The hypoplastic left heart syndrome encompasses a spectrum of cardiac malformations that are characterized by significant underdevelopment of the components of the left heart and the aorta, including the left ventricular cavity and mass. At the severe end of the spectrum is found the combination of aortic and mitral atresia, when the left ventricle can be close to non-existent. At the mild end are the patients with hypoplasia of the aortic and mitral valves, but without intrinsic valvar stenosis or atresia, and milder degrees of left ventricular hypoplasia.
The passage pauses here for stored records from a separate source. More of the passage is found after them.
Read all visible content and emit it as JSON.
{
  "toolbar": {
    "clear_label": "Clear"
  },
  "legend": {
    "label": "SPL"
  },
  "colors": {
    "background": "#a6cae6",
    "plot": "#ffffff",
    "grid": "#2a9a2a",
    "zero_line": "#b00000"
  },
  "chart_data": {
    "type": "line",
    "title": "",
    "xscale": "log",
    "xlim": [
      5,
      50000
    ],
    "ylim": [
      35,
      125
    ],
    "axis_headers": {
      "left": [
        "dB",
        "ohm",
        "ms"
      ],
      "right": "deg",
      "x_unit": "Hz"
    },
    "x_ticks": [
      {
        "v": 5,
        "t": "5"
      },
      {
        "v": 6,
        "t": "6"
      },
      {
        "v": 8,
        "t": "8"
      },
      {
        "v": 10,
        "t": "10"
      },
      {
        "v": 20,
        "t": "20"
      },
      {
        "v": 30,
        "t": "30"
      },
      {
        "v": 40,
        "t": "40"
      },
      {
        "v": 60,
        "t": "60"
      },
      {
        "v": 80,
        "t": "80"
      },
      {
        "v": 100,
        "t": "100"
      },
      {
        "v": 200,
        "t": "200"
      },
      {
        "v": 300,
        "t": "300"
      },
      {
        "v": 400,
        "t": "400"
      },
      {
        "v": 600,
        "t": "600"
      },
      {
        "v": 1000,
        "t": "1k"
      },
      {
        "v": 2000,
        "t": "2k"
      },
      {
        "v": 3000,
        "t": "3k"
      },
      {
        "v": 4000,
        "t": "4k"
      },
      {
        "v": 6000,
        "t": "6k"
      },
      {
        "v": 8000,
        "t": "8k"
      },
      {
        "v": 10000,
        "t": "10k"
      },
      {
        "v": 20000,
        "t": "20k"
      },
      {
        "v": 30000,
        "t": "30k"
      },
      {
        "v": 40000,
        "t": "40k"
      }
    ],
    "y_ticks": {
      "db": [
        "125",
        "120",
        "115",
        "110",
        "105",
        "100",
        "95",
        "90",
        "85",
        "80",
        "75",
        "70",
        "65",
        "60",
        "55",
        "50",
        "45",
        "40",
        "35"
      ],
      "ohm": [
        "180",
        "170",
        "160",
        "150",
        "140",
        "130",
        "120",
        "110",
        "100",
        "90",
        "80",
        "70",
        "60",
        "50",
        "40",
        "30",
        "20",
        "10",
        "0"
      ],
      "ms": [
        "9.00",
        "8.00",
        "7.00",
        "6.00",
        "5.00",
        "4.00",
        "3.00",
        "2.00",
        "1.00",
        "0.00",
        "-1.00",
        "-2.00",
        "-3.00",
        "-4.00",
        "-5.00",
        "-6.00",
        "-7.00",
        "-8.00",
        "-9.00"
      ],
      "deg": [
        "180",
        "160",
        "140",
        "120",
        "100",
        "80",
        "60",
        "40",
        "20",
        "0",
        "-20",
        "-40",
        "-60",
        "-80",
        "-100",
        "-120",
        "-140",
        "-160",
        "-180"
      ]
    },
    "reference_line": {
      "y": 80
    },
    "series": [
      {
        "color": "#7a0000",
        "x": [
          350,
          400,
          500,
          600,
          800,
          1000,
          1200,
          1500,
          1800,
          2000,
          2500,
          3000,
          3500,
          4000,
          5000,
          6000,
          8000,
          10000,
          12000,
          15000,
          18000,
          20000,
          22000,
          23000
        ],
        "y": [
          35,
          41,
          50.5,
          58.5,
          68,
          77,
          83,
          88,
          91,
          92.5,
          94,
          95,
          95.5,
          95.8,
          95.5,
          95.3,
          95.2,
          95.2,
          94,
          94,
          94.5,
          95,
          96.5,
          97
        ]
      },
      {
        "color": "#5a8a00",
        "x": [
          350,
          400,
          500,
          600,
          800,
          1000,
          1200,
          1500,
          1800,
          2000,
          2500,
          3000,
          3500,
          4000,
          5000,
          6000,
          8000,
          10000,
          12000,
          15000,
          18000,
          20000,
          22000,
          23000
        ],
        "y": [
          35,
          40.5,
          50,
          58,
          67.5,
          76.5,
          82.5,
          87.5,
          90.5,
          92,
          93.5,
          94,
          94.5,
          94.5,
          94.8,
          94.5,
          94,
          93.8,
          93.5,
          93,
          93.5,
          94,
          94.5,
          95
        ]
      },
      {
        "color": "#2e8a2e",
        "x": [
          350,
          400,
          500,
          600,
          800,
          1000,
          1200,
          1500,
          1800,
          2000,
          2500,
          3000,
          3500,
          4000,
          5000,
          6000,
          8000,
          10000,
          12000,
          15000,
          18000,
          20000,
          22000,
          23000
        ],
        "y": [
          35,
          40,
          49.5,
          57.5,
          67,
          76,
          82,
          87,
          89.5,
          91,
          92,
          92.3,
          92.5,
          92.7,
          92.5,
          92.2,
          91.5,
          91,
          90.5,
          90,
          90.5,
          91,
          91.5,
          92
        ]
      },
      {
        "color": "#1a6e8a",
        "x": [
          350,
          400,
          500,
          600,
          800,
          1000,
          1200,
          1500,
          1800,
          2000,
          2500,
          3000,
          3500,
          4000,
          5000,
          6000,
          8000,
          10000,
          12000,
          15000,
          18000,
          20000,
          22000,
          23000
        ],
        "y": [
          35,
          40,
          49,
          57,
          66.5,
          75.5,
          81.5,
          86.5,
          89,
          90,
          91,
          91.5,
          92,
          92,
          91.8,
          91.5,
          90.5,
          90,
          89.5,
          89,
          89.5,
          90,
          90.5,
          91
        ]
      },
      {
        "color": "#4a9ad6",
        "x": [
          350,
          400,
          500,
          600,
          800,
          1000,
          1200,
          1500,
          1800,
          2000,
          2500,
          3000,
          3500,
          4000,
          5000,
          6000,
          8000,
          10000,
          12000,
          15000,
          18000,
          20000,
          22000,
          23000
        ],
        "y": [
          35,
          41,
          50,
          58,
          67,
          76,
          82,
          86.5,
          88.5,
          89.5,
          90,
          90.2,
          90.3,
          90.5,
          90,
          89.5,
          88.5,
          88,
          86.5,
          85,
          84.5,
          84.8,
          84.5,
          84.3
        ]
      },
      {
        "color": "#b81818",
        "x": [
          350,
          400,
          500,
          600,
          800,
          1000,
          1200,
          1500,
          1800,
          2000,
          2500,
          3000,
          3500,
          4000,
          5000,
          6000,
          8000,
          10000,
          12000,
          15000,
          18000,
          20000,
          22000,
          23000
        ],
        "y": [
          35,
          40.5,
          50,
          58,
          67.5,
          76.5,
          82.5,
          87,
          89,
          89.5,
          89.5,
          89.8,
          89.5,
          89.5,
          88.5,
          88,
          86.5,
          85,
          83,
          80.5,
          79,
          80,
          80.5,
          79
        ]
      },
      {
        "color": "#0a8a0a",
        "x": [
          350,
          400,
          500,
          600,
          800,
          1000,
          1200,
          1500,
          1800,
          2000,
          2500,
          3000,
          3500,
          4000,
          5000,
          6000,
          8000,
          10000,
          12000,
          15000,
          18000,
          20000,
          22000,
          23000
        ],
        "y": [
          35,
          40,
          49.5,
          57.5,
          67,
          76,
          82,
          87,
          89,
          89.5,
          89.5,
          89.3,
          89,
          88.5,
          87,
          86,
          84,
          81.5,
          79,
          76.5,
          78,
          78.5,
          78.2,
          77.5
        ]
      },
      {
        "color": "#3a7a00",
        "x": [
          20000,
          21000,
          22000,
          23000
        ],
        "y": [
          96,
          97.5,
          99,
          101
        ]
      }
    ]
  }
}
Although the majority of the patients are suitable only for functionally univentricular repair, a small minority may be candidates for biventricular repair.
The nature of the syndrome was a topic for discussion at the second meeting of the International Working Group for Mapping and Coding of Nomenclatures for Paediatric and Congenital Heart Disease, the Nomenclature Working Group, held in Montreal, Canada, over the period January 17 through 19, 2003. Subsequent to these discussions, the Nomenclature Working Group was able to create a bidirectional crossmap between the nomenclature initially produced jointly on behalf of the European Association for Cardio-Thoracic Surgery and the Society of Thoracic Surgeons, and the alternative nomenclature developed on behalf of the Association for European Paediatric Cardiology. This process is a part of the overall efforts of the Nomenclature Working Group to create a comprehensive and all-inclusive international system of nomenclature for paediatric and congenital cardiac disease, the International Paediatric and Congenital Cardiac Code. In this review, we discuss the evolution of nomenclature and surgical treatment for the spectrum of lesions making up the hypoplastic left heart syndrome and its related malformations. We also present the crossmap of the associated terms for diagnoses and procedures, as recently completed by the Nomenclature Working Group.
Email your librarian or administrator to recommend adding this to your organisation's collection.